• **TASK PROMPT**:
Reproduce every entry exactly.

• **TASK INPUTS**:
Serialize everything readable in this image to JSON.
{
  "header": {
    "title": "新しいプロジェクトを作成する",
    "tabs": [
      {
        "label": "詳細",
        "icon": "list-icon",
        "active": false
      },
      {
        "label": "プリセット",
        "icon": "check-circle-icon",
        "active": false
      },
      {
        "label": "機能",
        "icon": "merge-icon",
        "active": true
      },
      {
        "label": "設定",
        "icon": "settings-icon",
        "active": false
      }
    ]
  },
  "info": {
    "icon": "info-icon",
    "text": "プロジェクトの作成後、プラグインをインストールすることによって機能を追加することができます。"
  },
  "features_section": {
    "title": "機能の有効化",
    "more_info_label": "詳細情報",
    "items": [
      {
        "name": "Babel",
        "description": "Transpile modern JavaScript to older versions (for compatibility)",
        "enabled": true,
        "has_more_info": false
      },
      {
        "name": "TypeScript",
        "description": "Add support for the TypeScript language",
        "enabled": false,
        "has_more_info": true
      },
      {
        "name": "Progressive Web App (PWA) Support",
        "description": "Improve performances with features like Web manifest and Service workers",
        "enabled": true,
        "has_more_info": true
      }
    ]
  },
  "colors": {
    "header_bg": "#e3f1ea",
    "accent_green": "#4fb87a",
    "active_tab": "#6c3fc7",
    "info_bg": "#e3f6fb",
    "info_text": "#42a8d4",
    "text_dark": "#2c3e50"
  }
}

• **SOLUTION FOR THIS TASK**:
Serialize everything readable in this image to JSON.
{
  "header": {
    "title": "新しいプロジェクトを作成する",
    "tabs": [
      {
        "label": "詳細",
        "icon": "list-icon",
        "active": false
      },
      {
        "label": "プリセット",
        "icon": "check-circle-icon",
        "active": false
      },
      {
        "label": "機能",
        "icon": "merge-icon",
        "active": true
      },
      {
        "label": "設定",
        "icon": "settings-icon",
        "active": false
      }
    ]
  },
  "info": {
    "icon": "info-icon",
    "text": "プロジェクトの作成後、プラグインをインストールすることによって機能を追加することができます。"
  },
  "features_section": {
    "title": "機能の有効化",
    "more_info_label": "詳細情報",
    "items": [
      {
        "name": "Babel",
        "description": "Transpile modern JavaScript to older versions (for compatibility)",
        "enabled": true,
        "has_more_info": false
      },
      {
        "name": "TypeScript",
        "description": "Add support for the TypeScript language",
        "enabled": false,
        "has_more_info": true
      },
      {
        "name": "Progressive Web App (PWA) Support",
        "description": "Improve performances with features like Web manifest and Service workers",
        "enabled": true,
        "has_more_info": true
      }
    ]
  },
  "colors": {
    "header_bg": "#e3f1ea",
    "accent_green": "#4fb87a",
    "active_tab": "#6c3fc7",
    "info_bg": "#e3f6fb",
    "info_text": "#42a8d4",
    "text_dark": "#2c3e50"
  }
}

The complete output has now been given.